━━━ AVAILABLE RECORDS ━━━

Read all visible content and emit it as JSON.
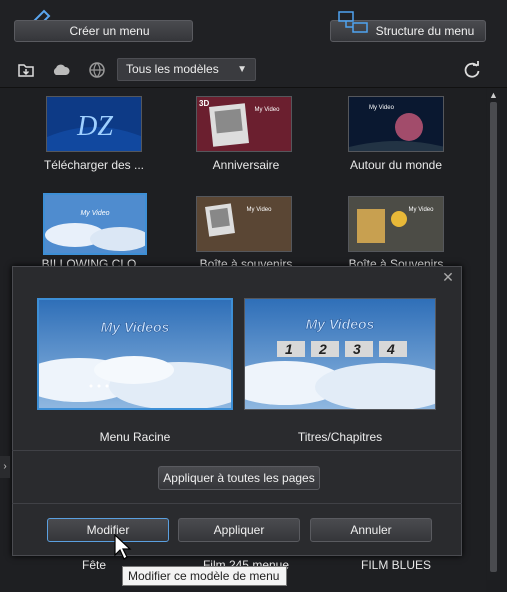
{
  "header": {
    "create_menu_label": "Créer un menu",
    "structure_label": "Structure du menu"
  },
  "toolbar": {
    "filter_value": "Tous les modèles"
  },
  "templates": [
    {
      "label": "Télécharger des ...",
      "thumb_text": "DZ"
    },
    {
      "label": "Anniversaire",
      "thumb_text": "My Video"
    },
    {
      "label": "Autour du monde",
      "thumb_text": "My Video"
    },
    {
      "label": "BILLOWING CLO...",
      "thumb_text": "My Video"
    },
    {
      "label": "Boîte à souvenirs",
      "thumb_text": "My Video"
    },
    {
      "label": "Boîte à Souvenirs",
      "thumb_text": "My Video"
    },
    {
      "label": "Fête"
    },
    {
      "label": "Film 245 menue"
    },
    {
      "label": "FILM BLUES"
    }
  ],
  "dialog": {
    "preview_title": "My Videos",
    "root_menu_label": "Menu Racine",
    "chapters_label": "Titres/Chapitres",
    "chapter_numbers": [
      "1",
      "2",
      "3",
      "4"
    ],
    "apply_all_label": "Appliquer à toutes les pages",
    "modify_label": "Modifier",
    "apply_label": "Appliquer",
    "cancel_label": "Annuler"
  },
  "tooltip": "Modifier ce modèle de menu",
  "colors": {
    "accent_blue": "#3d8fd6",
    "background": "#1d1e21",
    "sky": "#5b8cc4"
  }
}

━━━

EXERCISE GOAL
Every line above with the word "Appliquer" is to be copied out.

SOLVED EXERCISE
    "apply_all_label": "Appliquer à toutes les pages",
    "apply_label": "Appliquer",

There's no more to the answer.